Even after what felt like a rash of violence over the summer, Toronto is still a super safe city to live in, says criminologist Scot Wortley. We caught up with the U of T prof to discuss what’s really going on with the violent-crime rate, the differences between how we view black killers and white killers, and why dads have no business making decisions about the death penalty.
Last year at this time, Toronto had hit a 40-year low for violence, and then, all of a sudden, we were in the middle of a second so-called summer of the gun. Isn’t that sort of counterintuitive?
Not necessarily. We’ve got to understand guns and crime by looking at the big picture and not short-term moral panic. Overall, Toronto is arguably safer than it’s ever been. We’re at lows with respect to homicide and violent crime that we haven’t seen since the 60s. Most people think Toronto is much more violent today, when, in fact, your chances of dying a violent death were much greater in the 1970s.
Do we blame disco?
That’s right. John Travolta caused a major gravitation towards white suits and gangsterism.
How is the nature of violent crime changing? Are gangs more prominent?
Well, our city as a whole is incredibly safe, but there are a few disturbing trends. One is that violence is more likely to take place in public places, part of which is a result of the huge drop in domestic violence. It’s also more likely to involve minority males from our most disadvantaged communities, both as offenders and victims. I think we’ve got to highlight the fact that Toronto is becoming more economically polarized.
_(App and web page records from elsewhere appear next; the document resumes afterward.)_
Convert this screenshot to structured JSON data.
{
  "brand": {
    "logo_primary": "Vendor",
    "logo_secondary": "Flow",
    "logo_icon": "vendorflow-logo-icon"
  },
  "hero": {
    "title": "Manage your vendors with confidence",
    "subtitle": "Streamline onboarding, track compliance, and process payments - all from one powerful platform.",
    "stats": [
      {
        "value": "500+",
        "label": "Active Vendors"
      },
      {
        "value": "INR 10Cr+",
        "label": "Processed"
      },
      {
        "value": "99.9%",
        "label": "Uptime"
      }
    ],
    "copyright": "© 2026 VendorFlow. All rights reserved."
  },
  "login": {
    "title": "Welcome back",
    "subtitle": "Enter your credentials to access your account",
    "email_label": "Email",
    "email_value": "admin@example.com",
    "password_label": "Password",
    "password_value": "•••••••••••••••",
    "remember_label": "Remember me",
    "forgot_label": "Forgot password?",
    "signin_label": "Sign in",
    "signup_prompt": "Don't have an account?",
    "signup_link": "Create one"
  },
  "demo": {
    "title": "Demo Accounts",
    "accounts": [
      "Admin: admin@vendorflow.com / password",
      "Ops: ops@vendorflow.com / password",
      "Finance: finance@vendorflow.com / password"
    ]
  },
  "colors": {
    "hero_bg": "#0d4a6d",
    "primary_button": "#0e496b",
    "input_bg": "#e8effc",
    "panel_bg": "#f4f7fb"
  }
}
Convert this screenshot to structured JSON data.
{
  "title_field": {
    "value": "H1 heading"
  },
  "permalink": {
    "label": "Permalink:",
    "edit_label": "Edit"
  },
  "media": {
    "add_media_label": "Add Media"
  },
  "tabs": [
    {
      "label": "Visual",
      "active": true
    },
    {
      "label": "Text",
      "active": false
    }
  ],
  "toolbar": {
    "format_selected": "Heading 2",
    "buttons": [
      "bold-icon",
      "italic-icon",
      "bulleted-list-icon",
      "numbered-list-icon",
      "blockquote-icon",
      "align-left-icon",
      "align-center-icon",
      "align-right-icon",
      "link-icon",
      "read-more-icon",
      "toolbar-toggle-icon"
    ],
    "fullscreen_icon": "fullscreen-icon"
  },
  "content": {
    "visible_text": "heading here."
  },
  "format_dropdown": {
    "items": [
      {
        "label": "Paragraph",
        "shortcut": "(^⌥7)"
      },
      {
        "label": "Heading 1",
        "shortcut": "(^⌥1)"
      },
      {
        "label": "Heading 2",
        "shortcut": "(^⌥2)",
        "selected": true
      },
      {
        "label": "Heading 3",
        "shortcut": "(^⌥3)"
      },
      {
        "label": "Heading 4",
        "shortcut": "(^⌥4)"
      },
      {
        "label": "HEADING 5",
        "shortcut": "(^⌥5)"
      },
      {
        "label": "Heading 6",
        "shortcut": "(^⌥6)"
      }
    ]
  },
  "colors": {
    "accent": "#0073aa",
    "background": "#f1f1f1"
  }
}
There’s also the rise in handgun use and its ties to violence.
Let’s go back to last summer. Is there any explanation for that shocking trifecta of violence—the Eaton Centre shooting, then the shooting at the Sicilian Café, and then the shootings at the block party on Danzig Street?
I think in most ways these are three totally unrelated crimes that happened in close proximity and gave the impression of a crime wave, which led to discussions about gang violence and crime. And then, of course, we have the media dialogue on “Is this a new trend?” I have not seen any media coverage since the Danzig Street shooting saying, “We haven’t had any crime in a while.”
Do you think there was something particularly horrifying about someone getting shot at an ice cream parlour? I remember the Just Desserts shooting and that was almost 20 years ago.
One of the things that definitely galvanizes fear is public shootings. Shootings and murders that take place in private households or quote-unquote “bad areas of town” don’t tend to stir up as much fear. The sentiment in the case of the Just Desserts crime and ones like it is, “That could have happened to me. I go to the Eaton Centre. My life could be in danger. Violence is out of control and even if I’m minding my own business I could be a victim.” With crimes that involve bad guys alone—the drug dealer getting shot at 3 a.m. outside of a nightclub—people will often think, “Well, you might expect that to happen.”
Let’s talk a bit about why I had to Google the names of victims of the Eaton Centre shooting and yet the name Jane Creba is burned on my brain.
White victims of violence get much more coverage than black victims or minority victims. This is particularly true when they are white victims of stranger violence who fit the profile of the innocent. Jane Creba was the truly innocent individual and also the sympathetic victim—young, attractive, law abiding. I can tell you that if Jane Creba had been black, and the same age, and was shot at Jane and Finch, it probably wouldn’t have generated much media coverage at all. It’s not just a question of victims, either.
What do you mean?
At the beginning of every year I ask my class if they can provide me with the names of Canada’s most infamous killers. Everybody they name is white.
How many people out of 10 say Paul Bernardo?
He’s way up there. Also Clifford Olson, Robert Pickton, but when you ask them who’s most responsible for crime and violence, in Eastern Canada they’ll say black people and in the west they’ll say aboriginals. I think that says a lot about how we learn about crime through the media. The narrative of black and aboriginal crime in Canada tends to focus on issues of poverty, gangs, drugs, gun culture. In other words, when a black person commits a heinous crime we tend to view it as a group and cultural phenomenon. All members of the black community feel the sting of that homicide. Contrast that to how white crime is covered as an individual phenomena.
You’re a relatively new parent. How does having a young daughter affect your view of safety?
There is the side of me that knows the figures and how relatively safe we are in Canada, but there is also the emotional side, and like any parent, I worry about my daughter’s safety. It’s funny, though, how emotions get involved. For example, I’m strongly against bringing the death penalty back to Canada, but then I also know that if anything ever happened to my family, I would probably want the [perpetrators] to die.
That’s why victims don’t get to make our laws.
Exactly. A few years ago my car was stolen and I was like, “Death penalty for car thieves.”
Best Halloween costume?
Rock or rap?
Grandmaster Flash and the Furious Five.
Favourite burger joint?
Five Guys Burgers and Fries.
Best recent read?
Half Blood Blues.
Most overrated virtue?
Most underrated virtue?